_TASK TO COMPLETE:_ Output the full set of records exactly.

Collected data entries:
····················
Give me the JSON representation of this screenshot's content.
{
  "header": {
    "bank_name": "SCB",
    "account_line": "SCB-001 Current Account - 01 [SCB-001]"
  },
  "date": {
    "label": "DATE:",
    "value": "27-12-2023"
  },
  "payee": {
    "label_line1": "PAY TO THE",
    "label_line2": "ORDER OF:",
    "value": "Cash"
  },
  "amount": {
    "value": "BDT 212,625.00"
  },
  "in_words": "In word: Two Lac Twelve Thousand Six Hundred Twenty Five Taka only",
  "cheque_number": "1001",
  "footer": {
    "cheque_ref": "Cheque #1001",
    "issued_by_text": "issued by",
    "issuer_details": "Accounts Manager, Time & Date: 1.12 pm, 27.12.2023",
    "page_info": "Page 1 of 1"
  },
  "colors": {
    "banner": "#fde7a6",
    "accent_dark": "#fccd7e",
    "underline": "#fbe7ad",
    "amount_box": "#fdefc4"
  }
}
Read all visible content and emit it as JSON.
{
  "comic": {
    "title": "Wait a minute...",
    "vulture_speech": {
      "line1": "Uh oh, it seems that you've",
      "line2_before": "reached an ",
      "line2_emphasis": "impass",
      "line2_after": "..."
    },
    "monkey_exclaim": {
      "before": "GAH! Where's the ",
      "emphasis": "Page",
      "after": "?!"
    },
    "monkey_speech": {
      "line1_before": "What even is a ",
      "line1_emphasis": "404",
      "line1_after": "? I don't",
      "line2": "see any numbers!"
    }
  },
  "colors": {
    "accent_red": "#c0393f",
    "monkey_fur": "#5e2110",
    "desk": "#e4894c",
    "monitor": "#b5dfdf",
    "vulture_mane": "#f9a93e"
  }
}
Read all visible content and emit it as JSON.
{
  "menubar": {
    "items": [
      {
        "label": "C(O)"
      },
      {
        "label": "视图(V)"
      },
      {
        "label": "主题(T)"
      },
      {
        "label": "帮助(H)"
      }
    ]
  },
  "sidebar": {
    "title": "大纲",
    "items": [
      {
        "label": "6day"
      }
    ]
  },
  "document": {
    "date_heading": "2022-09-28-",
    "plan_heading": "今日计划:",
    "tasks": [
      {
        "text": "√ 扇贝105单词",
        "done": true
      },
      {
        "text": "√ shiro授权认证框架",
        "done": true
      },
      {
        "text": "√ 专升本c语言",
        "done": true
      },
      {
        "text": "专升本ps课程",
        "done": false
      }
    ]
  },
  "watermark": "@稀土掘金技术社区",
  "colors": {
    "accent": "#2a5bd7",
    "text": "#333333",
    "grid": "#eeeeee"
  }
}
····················
_ANSWER SECTION:_
Give me the JSON representation of this screenshot's content.
{
  "header": {
    "bank_name": "SCB",
    "account_line": "SCB-001 Current Account - 01 [SCB-001]"
  },
  "date": {
    "label": "DATE:",
    "value": "27-12-2023"
  },
  "payee": {
    "label_line1": "PAY TO THE",
    "label_line2": "ORDER OF:",
    "value": "Cash"
  },
  "amount": {
    "value": "BDT 212,625.00"
  },
  "in_words": "In word: Two Lac Twelve Thousand Six Hundred Twenty Five Taka only",
  "cheque_number": "1001",
  "footer": {
    "cheque_ref": "Cheque #1001",
    "issued_by_text": "issued by",
    "issuer_details": "Accounts Manager, Time & Date: 1.12 pm, 27.12.2023",
    "page_info": "Page 1 of 1"
  },
  "colors": {
    "banner": "#fde7a6",
    "accent_dark": "#fccd7e",
    "underline": "#fbe7ad",
    "amount_box": "#fdefc4"
  }
}
Read all visible content and emit it as JSON.
{
  "comic": {
    "title": "Wait a minute...",
    "vulture_speech": {
      "line1": "Uh oh, it seems that you've",
      "line2_before": "reached an ",
      "line2_emphasis": "impass",
      "line2_after": "..."
    },
    "monkey_exclaim": {
      "before": "GAH! Where's the ",
      "emphasis": "Page",
      "after": "?!"
    },
    "monkey_speech": {
      "line1_before": "What even is a ",
      "line1_emphasis": "404",
      "line1_after": "? I don't",
      "line2": "see any numbers!"
    }
  },
  "colors": {
    "accent_red": "#c0393f",
    "monkey_fur": "#5e2110",
    "desk": "#e4894c",
    "monitor": "#b5dfdf",
    "vulture_mane": "#f9a93e"
  }
}
Read all visible content and emit it as JSON.
{
  "menubar": {
    "items": [
      {
        "label": "C(O)"
      },
      {
        "label": "视图(V)"
      },
      {
        "label": "主题(T)"
      },
      {
        "label": "帮助(H)"
      }
    ]
  },
  "sidebar": {
    "title": "大纲",
    "items": [
      {
        "label": "6day"
      }
    ]
  },
  "document": {
    "date_heading": "2022-09-28-",
    "plan_heading": "今日计划:",
    "tasks": [
      {
        "text": "√ 扇贝105单词",
        "done": true
      },
      {
        "text": "√ shiro授权认证框架",
        "done": true
      },
      {
        "text": "√ 专升本c语言",
        "done": true
      },
      {
        "text": "专升本ps课程",
        "done": false
      }
    ]
  },
  "watermark": "@稀土掘金技术社区",
  "colors": {
    "accent": "#2a5bd7",
    "text": "#333333",
    "grid": "#eeeeee"
  }
}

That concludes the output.